Mother Nature: Seriously, go home...you are five Funky daiquiris with extra rum shots drunk. Six inches of snow in Oxford? You have pretty much shut down the town as well as my favorite midweek afternoon activity.
My skateboarding career: RIP in pieces.
GRILLIN' AND CHILLIN'
For the rest of the season, look here to see what I'm eatin' and drankin' in LF. Hopefully it will also give you some ideas for the park or home. This week, because Tuesday was too damn cold AND $1 hot dog night, I opted to show y'all a bit of grilling at home.
Who doesn't love walking by the deli in a supermarket and watching the chicken juice drippings fall on top of each other in their giant rotisserie rack? Well, it's actually pretty easy to bring that smell and taste home. Most rotisserie attachments run $30-$50 depending on your grill but it goes a long way when you are popping out whole chickens that can usually provide you with 2-3 meals. My other go to rotisserie item is stuffed pork loin, the possibilities are endless.
- One or Two 4-5 lb. whole chickens
- 1 small onion, diced
- 3-4 cloves garlic, minced
- 1/2 cup cilantro, diced
- splash olive oil
- splash apple cider vinegar
- your favorite BBQ sauce
- Preheat grill to 350-375 degrees.
- Mix vegetables, oil and vinegar in a bowl.
- Clean and prep chickens. Lift skins of breasts and thighs to make pocket, stuff with vegetable mixture. Also throw some vegetable mixture inside chicken. Truss chicken with butcher's twine.
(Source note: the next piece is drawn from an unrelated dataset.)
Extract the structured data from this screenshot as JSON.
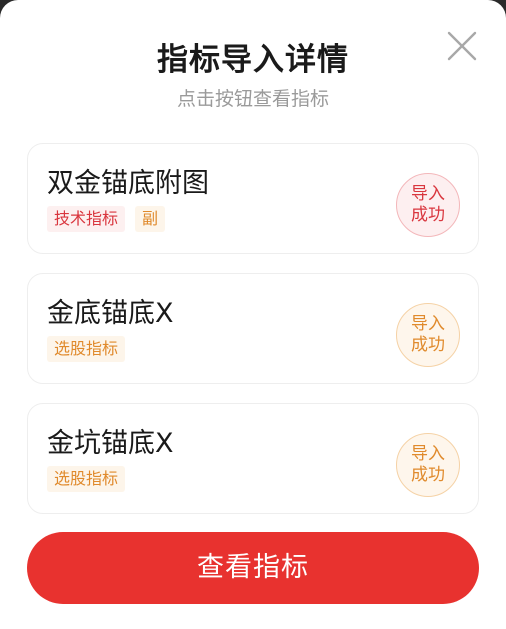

- Place and secure chickens on rotisserie rod.
- Cook for about 2 hours, basting with BBQ sauce every half hour, until thigh meat is 165 degrees.